Woods had his first brush with fame when he was just 2 years old. The young golfing prodigy appeared on "The Mike Douglas Show" in 1978, winning a putting contest with comedian Bob Hope.
Woods, 6, sizes up a putt in Los Alamitos, California, in 1982. His real name is Eldrick, but his father nicknamed him "Tiger" after a South Vietnamese soldier he fought alongside with during the Vietnam War.
Woods and his father, Earl, celebrate after a 15-year-old Tiger won the US Junior Amateur Championship in 1991. He won the event in 1992 and 1993 as well.
Woods, 16, tees off at the Los Angeles Open in 1992. That was his first taste of PGA Tour competition, albeit as an amateur. He missed the 36-hole cut.
Woods played for the United States during the World Amateur Team Cup, which took place in France in 1994.
Woods hits a tee shot during the 1995 Walker Cup, an international team event.

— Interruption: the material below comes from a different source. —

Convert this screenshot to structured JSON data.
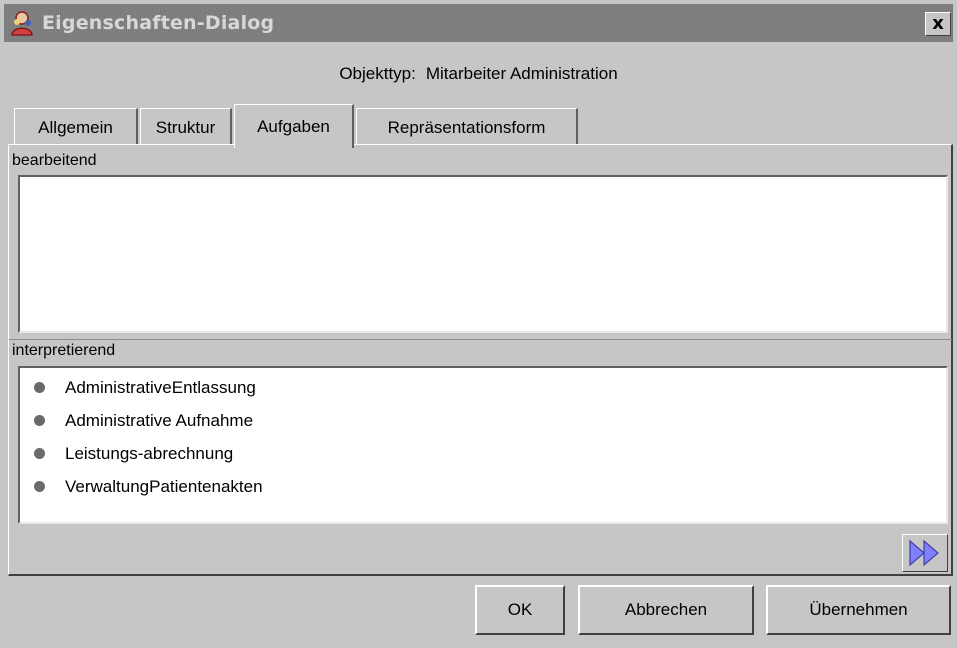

Woods talks to the media after winning his third-straight US Amateur in 1996. Throughout his life, Woods has worn red on the final day of a big tournament.
Woods played two years of college golf at Stanford University. He won the NCAA individual golf title in 1996.
Woods turned professional in August 1996, and it didn't take long for him to win his first tournament. Six weeks after he announced he was going pro — with a famous "Hello, world" ad campaign for Nike — Woods won the Las Vegas Invitational. That earned him this big check, a two-year exemption on the PGA Tour and a spot in the following year's Masters tournament.
Woods made history at the 1997 Masters, blowing away the field by 12 strokes to win his first major. At the time, it was also a record-low Masters score of 18 under par.
Woods hugs his father, Earl, after winning the 1997 Masters. Earl, a former Green Beret, was widely credited with developing his son's prodigious talent and pushing him to be the ultimate competitor.
Woods arrives at an airport in Hamburg, Germany, in May 2000.